- [Data extract]:
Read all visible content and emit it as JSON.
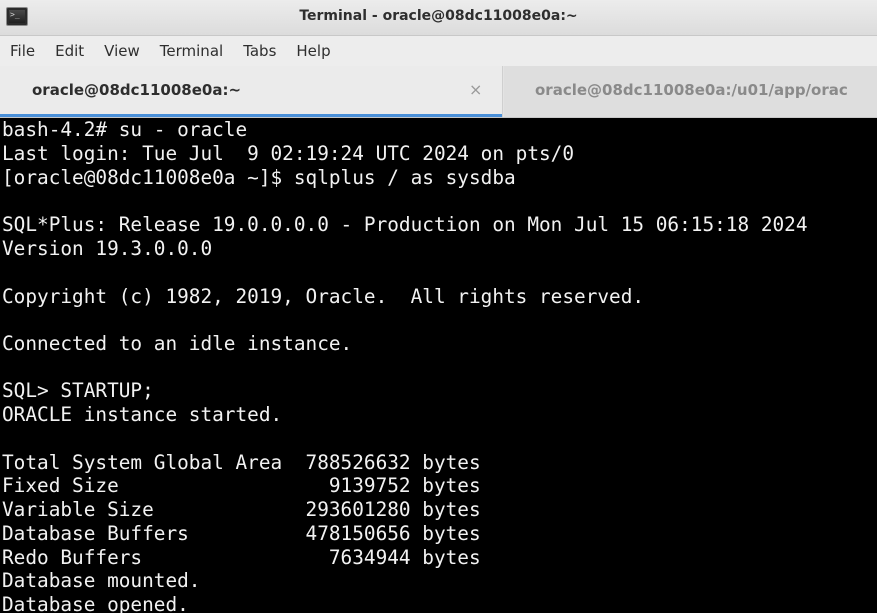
{
  "window": {
    "title": "Terminal - oracle@08dc11008e0a:~",
    "icon": "terminal-app-icon"
  },
  "menu": {
    "items": [
      {
        "label": "File"
      },
      {
        "label": "Edit"
      },
      {
        "label": "View"
      },
      {
        "label": "Terminal"
      },
      {
        "label": "Tabs"
      },
      {
        "label": "Help"
      }
    ]
  },
  "tabs": [
    {
      "label": "oracle@08dc11008e0a:~",
      "active": true,
      "close_glyph": "×"
    },
    {
      "label": "oracle@08dc11008e0a:/u01/app/orac",
      "active": false
    }
  ],
  "terminal": {
    "background": "#000000",
    "foreground": "#f2f2f2",
    "lines": [
      "bash-4.2# su - oracle",
      "Last login: Tue Jul  9 02:19:24 UTC 2024 on pts/0",
      "[oracle@08dc11008e0a ~]$ sqlplus / as sysdba",
      "",
      "SQL*Plus: Release 19.0.0.0.0 - Production on Mon Jul 15 06:15:18 2024",
      "Version 19.3.0.0.0",
      "",
      "Copyright (c) 1982, 2019, Oracle.  All rights reserved.",
      "",
      "Connected to an idle instance.",
      "",
      "SQL> STARTUP;",
      "ORACLE instance started.",
      "",
      "Total System Global Area  788526632 bytes",
      "Fixed Size                  9139752 bytes",
      "Variable Size             293601280 bytes",
      "Database Buffers          478150656 bytes",
      "Redo Buffers                7634944 bytes",
      "Database mounted.",
      "Database opened."
    ]
  },
  "colors": {
    "tab_active_underline": "#4a90d9",
    "chrome": "#ededed"
  }
}
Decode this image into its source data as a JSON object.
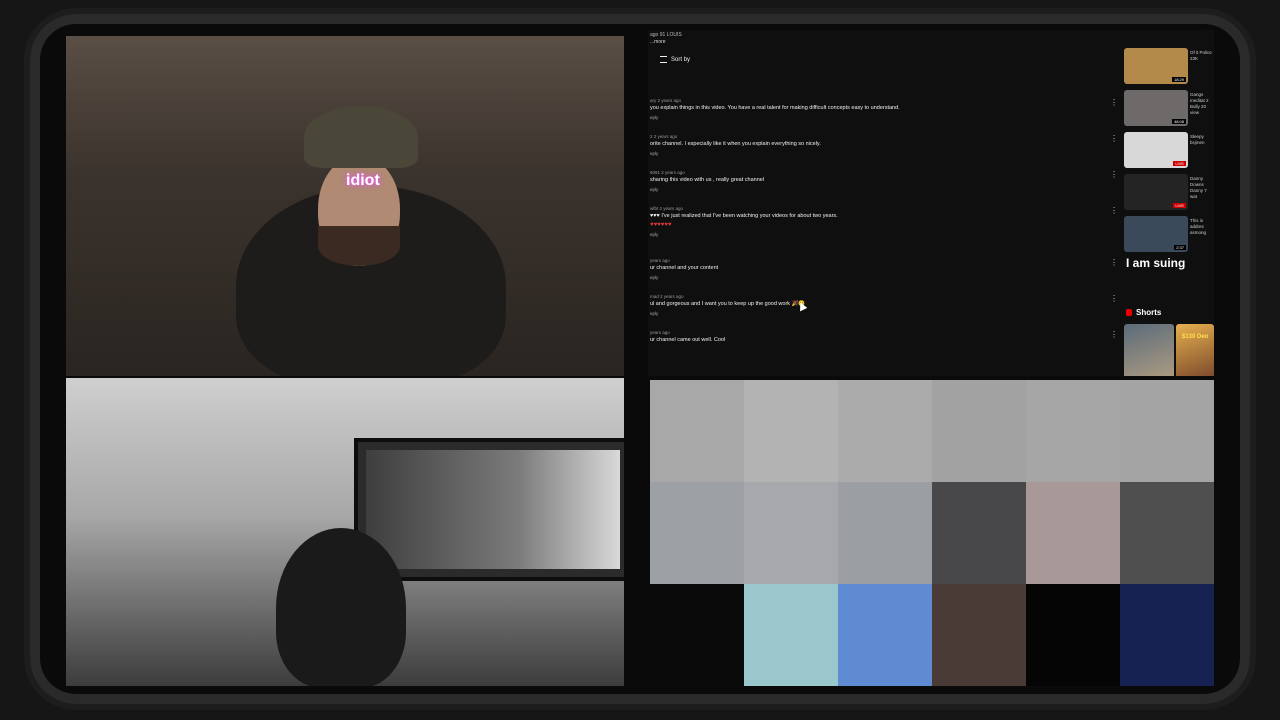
{
  "webcam": {
    "overlay_text": "idiot"
  },
  "comments": {
    "top_fragment": "ago 91 LOUIS",
    "more_label": "...more",
    "sort_label": "Sort by",
    "items": [
      {
        "meta": "ary 2 years ago",
        "text": "you explain things in this video. You have a real talent for making difficult concepts easy to understand.",
        "reply": "eply"
      },
      {
        "meta": "2 2 years ago",
        "text": "orite channel. I especially like it when you explain everything so nicely.",
        "reply": "eply"
      },
      {
        "meta": "6091 2 years ago",
        "text": "sharing this video with us , really great channel",
        "reply": "eply"
      },
      {
        "meta": "wfbt 2 years ago",
        "text": "♥♥♥ I've just realized that I've been watching your videos for about two years.",
        "hearts": "♥♥♥♥♥♥",
        "reply": "eply"
      },
      {
        "meta": "years ago",
        "text": "ur channel and your content",
        "reply": "eply"
      },
      {
        "meta": "mad 2 years ago",
        "text": "ul and gorgeous and I want you to keep up the good work 🎉😊",
        "reply": "eply"
      },
      {
        "meta": "years ago",
        "text": "ur channel came out well. Cool"
      }
    ]
  },
  "sidebar": {
    "videos": [
      {
        "label": "Of it Police 23K",
        "badge": "18:29",
        "color": "#b48a4a"
      },
      {
        "label": "Gangs meditat 2 Bully 20 view",
        "badge": "48:08",
        "color": "#6e6a6a"
      },
      {
        "label": "Sleepy bsjmen",
        "badge": "LIVE",
        "color": "#d8d8d8"
      },
      {
        "label": "Danny Downs Danny 7 wat",
        "badge": "LIVE",
        "color": "#242424"
      },
      {
        "label": "This is addres asmong",
        "badge": "2:37",
        "color": "#3a4a5a"
      }
    ],
    "big_text": "I am suing",
    "shorts_label": "Shorts",
    "short_price": "$130 Deo"
  },
  "pixel_colors": [
    "#a8a8a8",
    "#b3b3b3",
    "#ababab",
    "#a2a2a2",
    "#a6a6a6",
    "#a4a4a4",
    "#9da0a5",
    "#a6a8ac",
    "#9b9ea3",
    "#48474a",
    "#a89898",
    "#4f4f4f",
    "#0a0a0a",
    "#99c7cc",
    "#5f8bd2",
    "#4a3b36",
    "#050505",
    "#162252"
  ]
}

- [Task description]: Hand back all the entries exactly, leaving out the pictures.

- [Answer]:
Read all visible content and emit it as JSON.
{
  "window": {
    "title": "Terminal - oracle@08dc11008e0a:~",
    "icon": "terminal-app-icon"
  },
  "menu": {
    "items": [
      {
        "label": "File"
      },
      {
        "label": "Edit"
      },
      {
        "label": "View"
      },
      {
        "label": "Terminal"
      },
      {
        "label": "Tabs"
      },
      {
        "label": "Help"
      }
    ]
  },
  "tabs": [
    {
      "label": "oracle@08dc11008e0a:~",
      "active": true,
      "close_glyph": "×"
    },
    {
      "label": "oracle@08dc11008e0a:/u01/app/orac",
      "active": false
    }
  ],
  "terminal": {
    "background": "#000000",
    "foreground": "#f2f2f2",
    "lines": [
      "bash-4.2# su - oracle",
      "Last login: Tue Jul  9 02:19:24 UTC 2024 on pts/0",
      "[oracle@08dc11008e0a ~]$ sqlplus / as sysdba",
      "",
      "SQL*Plus: Release 19.0.0.0.0 - Production on Mon Jul 15 06:15:18 2024",
      "Version 19.3.0.0.0",
      "",
      "Copyright (c) 1982, 2019, Oracle.  All rights reserved.",
      "",
      "Connected to an idle instance.",
      "",
      "SQL> STARTUP;",
      "ORACLE instance started.",
      "",
      "Total System Global Area  788526632 bytes",
      "Fixed Size                  9139752 bytes",
      "Variable Size             293601280 bytes",
      "Database Buffers          478150656 bytes",
      "Redo Buffers                7634944 bytes",
      "Database mounted.",
      "Database opened."
    ]
  },
  "colors": {
    "tab_active_underline": "#4a90d9",
    "chrome": "#ededed"
  }
}
Decode this image into its source data as a JSON object.
{
  "webcam": {
    "overlay_text": "idiot"
  },
  "comments": {
    "top_fragment": "ago 91 LOUIS",
    "more_label": "...more",
    "sort_label": "Sort by",
    "items": [
      {
        "meta": "ary 2 years ago",
        "text": "you explain things in this video. You have a real talent for making difficult concepts easy to understand.",
        "reply": "eply"
      },
      {
        "meta": "2 2 years ago",
        "text": "orite channel. I especially like it when you explain everything so nicely.",
        "reply": "eply"
      },
      {
        "meta": "6091 2 years ago",
        "text": "sharing this video with us , really great channel",
        "reply": "eply"
      },
      {
        "meta": "wfbt 2 years ago",
        "text": "♥♥♥ I've just realized that I've been watching your videos for about two years.",
        "hearts": "♥♥♥♥♥♥",
        "reply": "eply"
      },
      {
        "meta": "years ago",
        "text": "ur channel and your content",
        "reply": "eply"
      },
      {
        "meta": "mad 2 years ago",
        "text": "ul and gorgeous and I want you to keep up the good work 🎉😊",
        "reply": "eply"
      },
      {
        "meta": "years ago",
        "text": "ur channel came out well. Cool"
      }
    ]
  },
  "sidebar": {
    "videos": [
      {
        "label": "Of it Police 23K",
        "badge": "18:29",
        "color": "#b48a4a"
      },
      {
        "label": "Gangs meditat 2 Bully 20 view",
        "badge": "48:08",
        "color": "#6e6a6a"
      },
      {
        "label": "Sleepy bsjmen",
        "badge": "LIVE",
        "color": "#d8d8d8"
      },
      {
        "label": "Danny Downs Danny 7 wat",
        "badge": "LIVE",
        "color": "#242424"
      },
      {
        "label": "This is addres asmong",
        "badge": "2:37",
        "color": "#3a4a5a"
      }
    ],
    "big_text": "I am suing",
    "shorts_label": "Shorts",
    "short_price": "$130 Deo"
  },
  "pixel_colors": [
    "#a8a8a8",
    "#b3b3b3",
    "#ababab",
    "#a2a2a2",
    "#a6a6a6",
    "#a4a4a4",
    "#9da0a5",
    "#a6a8ac",
    "#9b9ea3",
    "#48474a",
    "#a89898",
    "#4f4f4f",
    "#0a0a0a",
    "#99c7cc",
    "#5f8bd2",
    "#4a3b36",
    "#050505",
    "#162252"
  ]
}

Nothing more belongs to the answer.